### [TASK DETAILS]
Copy out all lines from the material that contain the string "Ubuntu".
┄┄┄┄┄┄┄┄┄┄┄┄┄┄┄┄┄┄┄┄
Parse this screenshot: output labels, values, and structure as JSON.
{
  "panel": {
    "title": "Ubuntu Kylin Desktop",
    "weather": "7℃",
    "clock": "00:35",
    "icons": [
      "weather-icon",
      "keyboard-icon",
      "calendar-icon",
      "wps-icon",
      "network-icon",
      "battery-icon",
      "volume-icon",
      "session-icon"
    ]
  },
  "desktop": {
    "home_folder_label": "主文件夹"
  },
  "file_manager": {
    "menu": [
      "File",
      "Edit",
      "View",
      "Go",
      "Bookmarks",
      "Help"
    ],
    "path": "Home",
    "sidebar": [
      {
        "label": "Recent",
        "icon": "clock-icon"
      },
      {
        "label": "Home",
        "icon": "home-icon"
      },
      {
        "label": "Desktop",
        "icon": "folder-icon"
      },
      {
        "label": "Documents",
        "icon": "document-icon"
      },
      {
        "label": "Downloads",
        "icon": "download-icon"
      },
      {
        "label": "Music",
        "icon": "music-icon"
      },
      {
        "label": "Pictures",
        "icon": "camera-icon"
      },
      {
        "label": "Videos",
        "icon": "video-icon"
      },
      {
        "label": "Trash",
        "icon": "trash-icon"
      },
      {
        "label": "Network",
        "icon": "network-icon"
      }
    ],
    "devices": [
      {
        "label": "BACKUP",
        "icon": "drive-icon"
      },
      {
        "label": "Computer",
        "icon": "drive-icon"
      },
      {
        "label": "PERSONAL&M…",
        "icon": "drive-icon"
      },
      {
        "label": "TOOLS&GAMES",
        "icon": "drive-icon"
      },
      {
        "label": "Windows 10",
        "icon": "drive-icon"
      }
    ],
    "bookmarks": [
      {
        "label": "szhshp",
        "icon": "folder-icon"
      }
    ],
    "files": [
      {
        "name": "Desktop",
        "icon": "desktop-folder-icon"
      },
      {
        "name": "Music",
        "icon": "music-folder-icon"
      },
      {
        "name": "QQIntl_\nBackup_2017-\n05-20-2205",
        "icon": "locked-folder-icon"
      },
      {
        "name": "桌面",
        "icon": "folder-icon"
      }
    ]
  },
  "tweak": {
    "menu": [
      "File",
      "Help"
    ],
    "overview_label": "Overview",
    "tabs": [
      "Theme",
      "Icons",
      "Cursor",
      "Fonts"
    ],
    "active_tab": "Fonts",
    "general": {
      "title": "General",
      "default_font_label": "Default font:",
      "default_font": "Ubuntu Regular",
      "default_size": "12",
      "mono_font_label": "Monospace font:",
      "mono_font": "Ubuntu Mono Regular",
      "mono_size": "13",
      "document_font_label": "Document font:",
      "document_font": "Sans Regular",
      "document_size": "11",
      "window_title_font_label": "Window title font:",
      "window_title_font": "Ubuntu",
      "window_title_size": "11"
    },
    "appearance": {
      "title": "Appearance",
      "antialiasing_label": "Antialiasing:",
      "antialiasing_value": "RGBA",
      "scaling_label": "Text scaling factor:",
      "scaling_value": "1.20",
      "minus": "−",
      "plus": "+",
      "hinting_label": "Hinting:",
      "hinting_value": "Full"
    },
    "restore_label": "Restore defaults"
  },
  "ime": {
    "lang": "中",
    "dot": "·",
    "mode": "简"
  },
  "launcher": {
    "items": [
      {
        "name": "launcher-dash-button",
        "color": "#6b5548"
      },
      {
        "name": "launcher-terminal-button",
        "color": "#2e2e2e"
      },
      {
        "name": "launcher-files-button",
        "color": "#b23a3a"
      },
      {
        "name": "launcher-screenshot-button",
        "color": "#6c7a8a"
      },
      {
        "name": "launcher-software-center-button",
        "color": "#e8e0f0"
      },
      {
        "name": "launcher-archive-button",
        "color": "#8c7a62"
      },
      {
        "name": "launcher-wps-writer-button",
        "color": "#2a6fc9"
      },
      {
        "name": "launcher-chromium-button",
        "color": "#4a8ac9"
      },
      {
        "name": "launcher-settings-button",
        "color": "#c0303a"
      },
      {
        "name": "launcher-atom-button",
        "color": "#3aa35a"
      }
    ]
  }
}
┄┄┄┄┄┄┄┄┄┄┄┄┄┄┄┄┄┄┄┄
### [REPLY]
    "title": "Ubuntu Kylin Desktop",
      "default_font": "Ubuntu Regular",
      "mono_font": "Ubuntu Mono Regular",
      "window_title_font": "Ubuntu",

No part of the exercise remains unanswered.